There are times when you feel… keckish. Your throat feels like one of those hard hollow plant stalks, or a pants leg dipped in saltwater and dried out, rigid, astringent. It is as if someone has stuck a popsicle stick too far back in your gullet. You can’t kick it; you keck, keck, keck!
Keck, verb, means ‘gag’ as in ‘try not to vomit but not have an easy time of it’. It can be used figuratively (with at) to refer to expression of disgust: “Ugh. I keck at that jackass’s expectorations.”
Keckish means ‘inclined to keck’; it’s disused but useful, and has a synonym kecklish.
Kecks plural can refer to pants: in Scotland and northern England, your kecks are your trousers, and if you’re caught with your kecks down, you’re in an embarrassing spot. That usage comes from kicks, as far as we can tell.
Kecks seems not to have to do with kex, also seen as keck, which like pants legs is tubular but is harder and smaller – it’s a hard hollow stalk of an umbelliferous plant such as cow parsnip, wild chervil, or marsh angelica (as Oxford tells me). The x may lead you to expect a Greek origin, but no, not as far as we can see. On the other hand, we don’t quite know just what lexical marsh it did sprout out of.
What a keck-collection! It’s nothing to cough or scoff at; it kexceeds kexpectation (but not kexpectoration).
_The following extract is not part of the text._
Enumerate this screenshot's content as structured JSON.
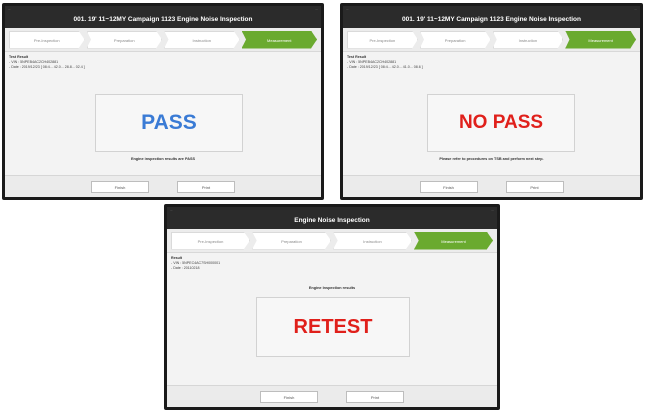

So. If the sight or sense of a strawlike stem in his dungarees makes a fellow gag, that means he kecks at kex in his kecks… just for kexample.